Georgetown, KY, March 7, 1871
My dear General,
Your letter of the 3rd inst. has been forwarded] to me here, where I am attending
Court. It gives me pleasure to hear from you after so long an interval, and I will give you
the best answer I can to your enquiries.
The Southern RR was lost in the KY Senate by the fogyism [sic] and obstinacy of
a portion of the House, greatly aided by the Lou & Nashville RR & city of Louisville.
But, half the Senate goes out this year, and we had strong hopes for next winter. What
effect the approval to congress will have, in the state I can't yet tell. In my opinion it was
unfortunate an[d] wrong. You can judge as well as I of the prospects of a congressional
However, without being able now to go into particulars, I have no doubt that with
a short time to use your own words, "in a reasonable time" this great road will be
built. It is a necessity, and the South, the North, and all central KY demand it. Hence if I
thought of removing to Chattanooga I would count this as one of the inducements.
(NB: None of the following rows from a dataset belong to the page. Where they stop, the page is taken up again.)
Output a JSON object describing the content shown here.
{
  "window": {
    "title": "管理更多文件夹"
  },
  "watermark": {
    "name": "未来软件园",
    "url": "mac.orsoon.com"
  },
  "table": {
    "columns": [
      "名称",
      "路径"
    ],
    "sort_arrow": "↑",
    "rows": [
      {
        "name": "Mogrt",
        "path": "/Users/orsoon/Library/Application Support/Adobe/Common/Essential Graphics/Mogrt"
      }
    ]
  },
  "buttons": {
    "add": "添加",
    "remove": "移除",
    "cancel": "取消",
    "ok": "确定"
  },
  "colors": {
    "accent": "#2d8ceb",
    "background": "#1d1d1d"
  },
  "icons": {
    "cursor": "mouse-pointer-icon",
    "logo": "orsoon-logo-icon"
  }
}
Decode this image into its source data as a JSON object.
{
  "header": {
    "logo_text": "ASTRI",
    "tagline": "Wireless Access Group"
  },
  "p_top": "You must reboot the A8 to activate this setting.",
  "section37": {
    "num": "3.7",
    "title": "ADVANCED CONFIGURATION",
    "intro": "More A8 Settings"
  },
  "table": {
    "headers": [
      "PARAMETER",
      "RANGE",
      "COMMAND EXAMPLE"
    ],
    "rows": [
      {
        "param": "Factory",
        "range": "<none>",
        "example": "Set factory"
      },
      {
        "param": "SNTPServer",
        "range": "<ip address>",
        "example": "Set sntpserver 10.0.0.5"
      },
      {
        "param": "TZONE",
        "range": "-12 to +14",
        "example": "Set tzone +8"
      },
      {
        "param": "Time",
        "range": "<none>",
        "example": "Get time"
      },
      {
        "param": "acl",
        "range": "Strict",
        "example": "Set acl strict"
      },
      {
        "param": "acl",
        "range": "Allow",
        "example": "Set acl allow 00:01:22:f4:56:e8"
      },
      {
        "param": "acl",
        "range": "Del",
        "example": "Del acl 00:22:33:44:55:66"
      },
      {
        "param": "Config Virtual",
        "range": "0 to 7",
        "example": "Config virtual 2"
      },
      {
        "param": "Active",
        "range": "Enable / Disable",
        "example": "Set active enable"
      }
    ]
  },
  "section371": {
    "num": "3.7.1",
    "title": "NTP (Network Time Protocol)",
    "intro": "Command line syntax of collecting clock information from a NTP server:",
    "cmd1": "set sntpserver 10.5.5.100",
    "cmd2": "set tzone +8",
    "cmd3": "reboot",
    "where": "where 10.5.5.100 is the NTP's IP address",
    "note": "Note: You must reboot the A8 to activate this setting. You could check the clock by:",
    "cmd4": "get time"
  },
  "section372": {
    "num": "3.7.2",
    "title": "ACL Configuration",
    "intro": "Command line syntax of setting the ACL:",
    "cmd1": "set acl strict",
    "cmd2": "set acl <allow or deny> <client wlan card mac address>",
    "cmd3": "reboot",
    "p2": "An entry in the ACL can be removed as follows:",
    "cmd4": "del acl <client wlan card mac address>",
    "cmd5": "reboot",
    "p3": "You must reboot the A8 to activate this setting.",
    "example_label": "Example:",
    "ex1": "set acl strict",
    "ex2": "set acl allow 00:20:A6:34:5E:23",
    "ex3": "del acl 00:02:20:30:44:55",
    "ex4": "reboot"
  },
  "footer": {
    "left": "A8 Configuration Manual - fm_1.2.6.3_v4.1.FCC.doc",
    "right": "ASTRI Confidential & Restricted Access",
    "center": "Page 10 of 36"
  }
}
My relations with the trustees of the road are not very special being confined to
making the arguments for them a year ago; and all my efforts since have sprung from
public consciousness. Still, I know them pretty well and if you go to Chattanooga will do
all I can to place you on a proper footing with them. If you go, I would do so at once,
and try to form a business connection with some good man there one who has relations
with them. Mr. James of that place has been their great friend in Tenn.
Pardon this, which is written in the confusion of the court house.
Gen. Patton Anderson
Transcribed by Christopher A. Baker, University of Florida, 2008.